RECORDS PROVIDED Block Start

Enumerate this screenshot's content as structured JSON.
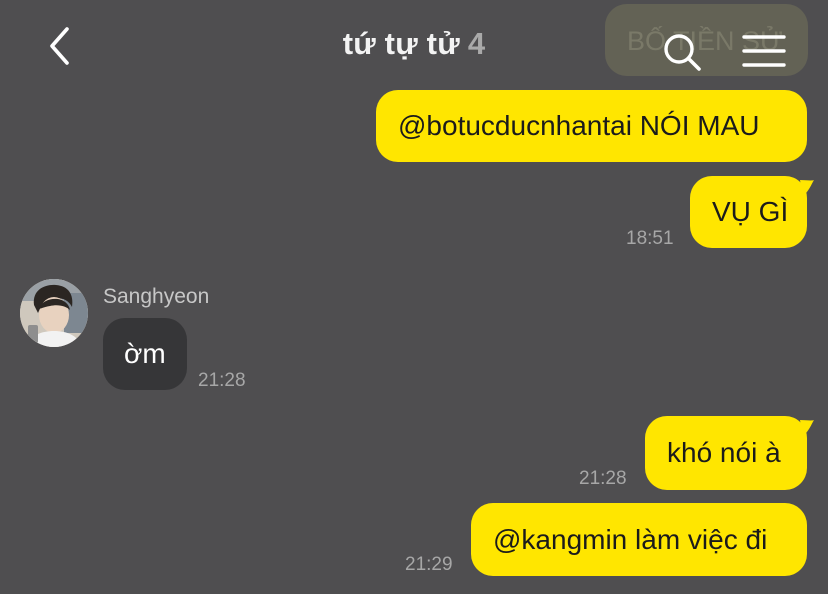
{
  "header": {
    "title": "tứ tự tử",
    "member_count": "4",
    "ghost_preview": "BỐ TIỀN SỬ"
  },
  "icons": {
    "back": "chevron-left-icon",
    "search": "search-icon",
    "menu": "hamburger-menu-icon"
  },
  "colors": {
    "background": "#4f4e50",
    "my_bubble": "#ffe600",
    "their_bubble": "#363638",
    "timestamp": "#a7a7a7"
  },
  "messages": [
    {
      "from": "me",
      "text": "@botucducnhantai NÓI MAU",
      "time": ""
    },
    {
      "from": "me",
      "text": "VỤ GÌ",
      "time": "18:51"
    },
    {
      "from": "Sanghyeon",
      "sender_name": "Sanghyeon",
      "text": "ờm",
      "time": "21:28"
    },
    {
      "from": "me",
      "text": "khó nói à",
      "time": "21:28"
    },
    {
      "from": "me",
      "text": "@kangmin làm việc đi",
      "time": "21:29"
    }
  ]
}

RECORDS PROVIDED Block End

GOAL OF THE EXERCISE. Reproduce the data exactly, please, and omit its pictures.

OUTPUT OF THE EXERCISE.
Enumerate this screenshot's content as structured JSON.
{
  "header": {
    "title": "tứ tự tử",
    "member_count": "4",
    "ghost_preview": "BỐ TIỀN SỬ"
  },
  "icons": {
    "back": "chevron-left-icon",
    "search": "search-icon",
    "menu": "hamburger-menu-icon"
  },
  "colors": {
    "background": "#4f4e50",
    "my_bubble": "#ffe600",
    "their_bubble": "#363638",
    "timestamp": "#a7a7a7"
  },
  "messages": [
    {
      "from": "me",
      "text": "@botucducnhantai NÓI MAU",
      "time": ""
    },
    {
      "from": "me",
      "text": "VỤ GÌ",
      "time": "18:51"
    },
    {
      "from": "Sanghyeon",
      "sender_name": "Sanghyeon",
      "text": "ờm",
      "time": "21:28"
    },
    {
      "from": "me",
      "text": "khó nói à",
      "time": "21:28"
    },
    {
      "from": "me",
      "text": "@kangmin làm việc đi",
      "time": "21:29"
    }
  ]
}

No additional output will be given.